▶ [Element data from apps and pages]
————————

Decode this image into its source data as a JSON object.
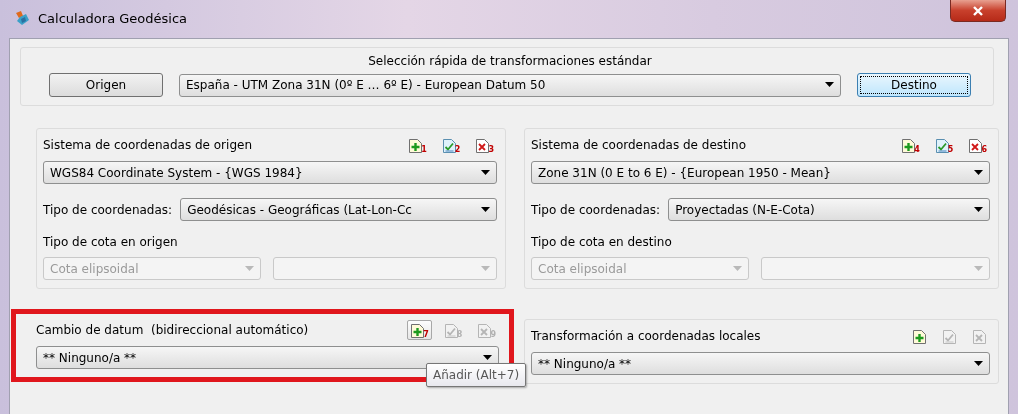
{
  "window": {
    "title": "Calculadora Geodésica"
  },
  "quick_selection": {
    "title": "Selección rápida de transformaciones estándar",
    "origin_button": {
      "label": "Origen",
      "focused": false
    },
    "preset": "España - UTM Zona 31N (0º E … 6º E) - European Datum 50",
    "destination_button": {
      "label": "Destino",
      "focused": true
    }
  },
  "panels": [
    {
      "title": "Sistema de coordenadas de origen",
      "tools": [
        {
          "kind": "add",
          "shortcut": "1",
          "disabled": false,
          "hovered": false
        },
        {
          "kind": "edit",
          "shortcut": "2",
          "disabled": false,
          "hovered": false
        },
        {
          "kind": "delete",
          "shortcut": "3",
          "disabled": false,
          "hovered": false
        }
      ],
      "system": "WGS84 Coordinate System - {WGS 1984}",
      "coord_type_label": "Tipo de coordenadas:",
      "coord_type": "Geodésicas - Geográficas (Lat-Lon-Cc",
      "height_title": "Tipo de cota en origen",
      "height_type": "Cota elipsoidal",
      "height_disabled": true
    },
    {
      "title": "Sistema de coordenadas de destino",
      "tools": [
        {
          "kind": "add",
          "shortcut": "4",
          "disabled": false,
          "hovered": false
        },
        {
          "kind": "edit",
          "shortcut": "5",
          "disabled": false,
          "hovered": false
        },
        {
          "kind": "delete",
          "shortcut": "6",
          "disabled": false,
          "hovered": false
        }
      ],
      "system": "Zone 31N (0 E to 6 E) - {European 1950 - Mean}",
      "coord_type_label": "Tipo de coordenadas:",
      "coord_type": "Proyectadas (N-E-Cota)",
      "height_title": "Tipo de cota en destino",
      "height_type": "Cota elipsoidal",
      "height_disabled": true
    }
  ],
  "bottom_panels": [
    {
      "title": "Cambio de datum  (bidireccional automático)",
      "tools": [
        {
          "kind": "add",
          "shortcut": "7",
          "disabled": false,
          "hovered": true
        },
        {
          "kind": "edit",
          "shortcut": "8",
          "disabled": true,
          "hovered": false
        },
        {
          "kind": "delete",
          "shortcut": "9",
          "disabled": true,
          "hovered": false
        }
      ],
      "value": "** Ninguno/a **",
      "highlighted": true,
      "tooltip": "Añadir (Alt+7)"
    },
    {
      "title": "Transformación a coordenadas locales",
      "tools": [
        {
          "kind": "add",
          "disabled": false,
          "hovered": false
        },
        {
          "kind": "edit",
          "disabled": true,
          "hovered": false
        },
        {
          "kind": "delete",
          "disabled": true,
          "hovered": false
        }
      ],
      "value": "** Ninguno/a **",
      "highlighted": false
    }
  ]
}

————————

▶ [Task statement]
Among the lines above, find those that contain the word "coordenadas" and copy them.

▶ [Response area]
      "title": "Sistema de coordenadas de origen",
      "coord_type_label": "Tipo de coordenadas:",
      "title": "Sistema de coordenadas de destino",
      "coord_type_label": "Tipo de coordenadas:",
      "title": "Transformación a coordenadas locales",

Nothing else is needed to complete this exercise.